A state settlement with mortgage companies over foreclosure abuses and fraud could help Fairfield County land more than $600,000 to clean up blighted properties and prepare them for future development.

A state settlement with mortgage companies over foreclosure abuses and fraud could help Fairfield County land more than $600,000 to clean up blighted properties and prepare them for future development.

Last March, Ohio Attorney General Mike DeWine settled a lawsuit against the nation's five largest mortgage services for foreclosure abuses, fraud and unfair and deceptive mortgage practices.

As a result, the attorney general's office received $330 million, and it's allocated a total of $75 million of that money to be spread among each of Ohio's 88 counties through its "Moving Ohio Forward" program.

Each county will receive funds to demolish vacant, abandoned and blighted properties, which the attorney general's office said "detract from existing home values and create a toxic breeding ground for crime."

By month's end, the Fairfield County commissioners and the Lancaster-Fairfield Community Action Agency expect to hear how much of the $571,260 they have requested in Moving Ohio Forward money they will be awarded.

They also have $71,260 in matching funds to contribute to the fight against blight after receiving monetary and in-kind services donations from a variety of groups, including the city of Lancaster's Code Enforcement Department, area attorneys, Walnut Township and Lancaster-Fairfield Community Action Agency's Community Housing Department division.

If the state grant is awarded in full, Fairfield County would have $642,520 to put toward the demolition of 40 abandoned and blighted properties.

In each case, the property owners have signed off on the demolitions, which county officials hope will facilitate economy development once the problem properties are razed or cleared of debris, brush and weeds.

"We definitely think this is something that can help the county," said Kathryn Clausen, housing planner for the Lancaster-Fairfield Community Action Agency.

"The purpose is to eliminate the blighted structures in the county and be able to redevelop them so we don't have to expand into farmland in the county for development."

Violet Township has identified 10 properties to be addressed by the Moving Ohio Forward grant.

Township director of operations Bill Yaple said those represent just a portion of the approximately 866 -- 6.3 percent of the township's total housing stock -- that is vacant, abandoned or blighted properties as identified by the township.

"We haven't had time to do a full inventory," he said.

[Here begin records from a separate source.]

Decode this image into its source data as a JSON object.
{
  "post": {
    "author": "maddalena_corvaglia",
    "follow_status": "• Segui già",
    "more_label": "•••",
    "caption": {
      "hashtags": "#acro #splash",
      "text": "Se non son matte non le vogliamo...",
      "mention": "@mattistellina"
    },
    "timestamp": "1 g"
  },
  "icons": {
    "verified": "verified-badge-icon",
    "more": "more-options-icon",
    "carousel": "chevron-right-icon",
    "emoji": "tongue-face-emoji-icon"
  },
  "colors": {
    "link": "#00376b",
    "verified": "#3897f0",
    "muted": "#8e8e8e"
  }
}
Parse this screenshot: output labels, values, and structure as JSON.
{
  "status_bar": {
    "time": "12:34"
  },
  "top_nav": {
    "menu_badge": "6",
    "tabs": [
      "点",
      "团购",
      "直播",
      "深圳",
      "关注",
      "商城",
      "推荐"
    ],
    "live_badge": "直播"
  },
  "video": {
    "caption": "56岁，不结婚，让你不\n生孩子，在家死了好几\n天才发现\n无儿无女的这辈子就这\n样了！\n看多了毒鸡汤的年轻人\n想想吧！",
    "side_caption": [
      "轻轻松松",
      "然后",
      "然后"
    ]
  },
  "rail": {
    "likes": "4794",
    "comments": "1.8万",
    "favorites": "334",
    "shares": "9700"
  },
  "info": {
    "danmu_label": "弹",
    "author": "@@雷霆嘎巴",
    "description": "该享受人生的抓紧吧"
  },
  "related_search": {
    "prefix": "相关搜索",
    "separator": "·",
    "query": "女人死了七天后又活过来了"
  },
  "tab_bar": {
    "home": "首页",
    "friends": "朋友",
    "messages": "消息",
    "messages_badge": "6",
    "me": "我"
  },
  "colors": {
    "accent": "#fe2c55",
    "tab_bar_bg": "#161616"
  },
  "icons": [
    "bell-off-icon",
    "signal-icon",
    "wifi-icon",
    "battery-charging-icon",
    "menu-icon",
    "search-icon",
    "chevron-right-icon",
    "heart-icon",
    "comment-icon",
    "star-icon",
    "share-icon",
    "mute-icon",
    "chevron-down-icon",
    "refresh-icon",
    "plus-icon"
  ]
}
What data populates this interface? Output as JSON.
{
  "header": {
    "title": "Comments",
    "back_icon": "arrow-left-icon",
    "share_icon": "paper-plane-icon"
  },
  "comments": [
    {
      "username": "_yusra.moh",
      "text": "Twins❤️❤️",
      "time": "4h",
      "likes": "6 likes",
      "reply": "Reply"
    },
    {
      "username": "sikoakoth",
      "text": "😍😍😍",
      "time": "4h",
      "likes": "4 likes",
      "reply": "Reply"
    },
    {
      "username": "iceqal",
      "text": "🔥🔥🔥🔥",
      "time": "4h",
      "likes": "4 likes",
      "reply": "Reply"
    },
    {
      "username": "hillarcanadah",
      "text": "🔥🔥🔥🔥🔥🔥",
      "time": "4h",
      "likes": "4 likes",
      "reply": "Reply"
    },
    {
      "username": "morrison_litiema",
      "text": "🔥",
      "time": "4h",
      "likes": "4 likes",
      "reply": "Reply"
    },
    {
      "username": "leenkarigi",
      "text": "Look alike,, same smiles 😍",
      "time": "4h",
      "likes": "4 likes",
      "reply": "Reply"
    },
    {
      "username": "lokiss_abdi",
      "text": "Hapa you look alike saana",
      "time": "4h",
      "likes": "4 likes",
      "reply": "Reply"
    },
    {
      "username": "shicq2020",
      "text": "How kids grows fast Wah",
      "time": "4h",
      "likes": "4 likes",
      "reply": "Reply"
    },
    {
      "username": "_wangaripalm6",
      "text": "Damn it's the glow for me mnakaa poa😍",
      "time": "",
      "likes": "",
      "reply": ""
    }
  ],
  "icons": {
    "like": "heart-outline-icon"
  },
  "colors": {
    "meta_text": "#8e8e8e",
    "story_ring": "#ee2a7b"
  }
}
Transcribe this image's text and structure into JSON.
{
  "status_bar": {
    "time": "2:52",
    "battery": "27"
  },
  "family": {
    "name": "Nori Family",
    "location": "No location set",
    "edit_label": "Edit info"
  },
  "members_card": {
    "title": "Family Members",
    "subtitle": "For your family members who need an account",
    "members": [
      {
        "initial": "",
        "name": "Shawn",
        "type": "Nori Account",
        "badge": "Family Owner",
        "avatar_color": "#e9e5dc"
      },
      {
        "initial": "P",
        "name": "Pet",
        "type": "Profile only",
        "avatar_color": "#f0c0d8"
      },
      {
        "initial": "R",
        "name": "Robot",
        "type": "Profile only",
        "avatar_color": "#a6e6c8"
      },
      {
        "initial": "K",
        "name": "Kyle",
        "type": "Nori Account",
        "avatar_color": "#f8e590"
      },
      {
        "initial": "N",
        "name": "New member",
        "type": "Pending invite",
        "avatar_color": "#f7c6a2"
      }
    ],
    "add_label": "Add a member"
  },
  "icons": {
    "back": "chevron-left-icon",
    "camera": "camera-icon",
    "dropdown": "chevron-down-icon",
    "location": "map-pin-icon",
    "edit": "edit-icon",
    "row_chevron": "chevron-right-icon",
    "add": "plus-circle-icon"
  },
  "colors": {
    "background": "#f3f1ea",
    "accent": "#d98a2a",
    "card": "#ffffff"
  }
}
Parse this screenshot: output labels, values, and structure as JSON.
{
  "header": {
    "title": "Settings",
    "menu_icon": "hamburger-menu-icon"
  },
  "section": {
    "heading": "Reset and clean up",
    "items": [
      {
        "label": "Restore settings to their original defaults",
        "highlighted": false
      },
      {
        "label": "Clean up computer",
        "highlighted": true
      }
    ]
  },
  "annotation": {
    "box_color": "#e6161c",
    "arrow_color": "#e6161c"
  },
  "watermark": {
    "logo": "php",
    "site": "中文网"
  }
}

"We've been a lot more aggressive this year than we have been in identifying them, getting them mowed and things like that."

Still, Clausen said if the county receives the full grant award from the state attorney general, approximately 32 percent of those funds would be allocated to Violet Township.

"Thirty-two percent of the funds would go to Violet Township, 35 percent would go to Lancaster and the rest would go to Walnut Township and other townships in the county," Clausen said.

"If Fairfield County gets any of the funding to take care of blighted properties in the county, it would be a positive thing."

Under the Moving Ohio Forward program, a home is considered "abandoned" when mortgage or tax foreclosure proceedings have been initiated for the property, no mortgage or tax payments have been made by the property owner for at least 90 days and the property has been vacant for at least 90 days.

A parcel can be deemed "blighted" for various reasons, including being dilapidated, unsanitary, unsafe or vermin infested and because of its condition has been designated by an agency responsible for enforcement of housing, building or fire codes as unfit for human habitation.

It also could be designated as blighted if the property poses a direct threat to public health or safety, or has tax or special assessment delinquencies exceeding the fair value of the land that remain unpaid 35 days after notice to pay has been mailed.

"We can't use these funds for redevelopment, but we can use them to demolish and clear the property," Clausen said.

Clausen said 54.7 percent of Fairfield County's housing stock was built before 1979, which was before prohibitions against the use of lead-based paints.

Therefore, the county is working to identify homes and other blighted properties that don't have issues related to lead paint and asbestos, which cannot be redeveloped if those materials have made their way into the ground.

"We hope we can do as much good as possible, and help bring some good development prospects to the county," she said.

After the grants are awarded, it's expected the demolitions would occur between October of this year and November 2013.

Yaple said Violet Township is involved in the project, in part, because the township isn't required to provide matching dollars.

He also said the township is receiving cooperation from banks that have taken ownership of homes and buildings which have gone into foreclosure, and public health and safety can be improved through the program.

"It's basically free money from the state," Yaple said.

"Some of these properties, they let the grass grow and people begin to do other things on those properties," he said. "It downgrades the neighborhoods.

"They break out windows, vagrants use them, things like that," Yaple said.

"The banks are interested in not losing value, so they're on board with it."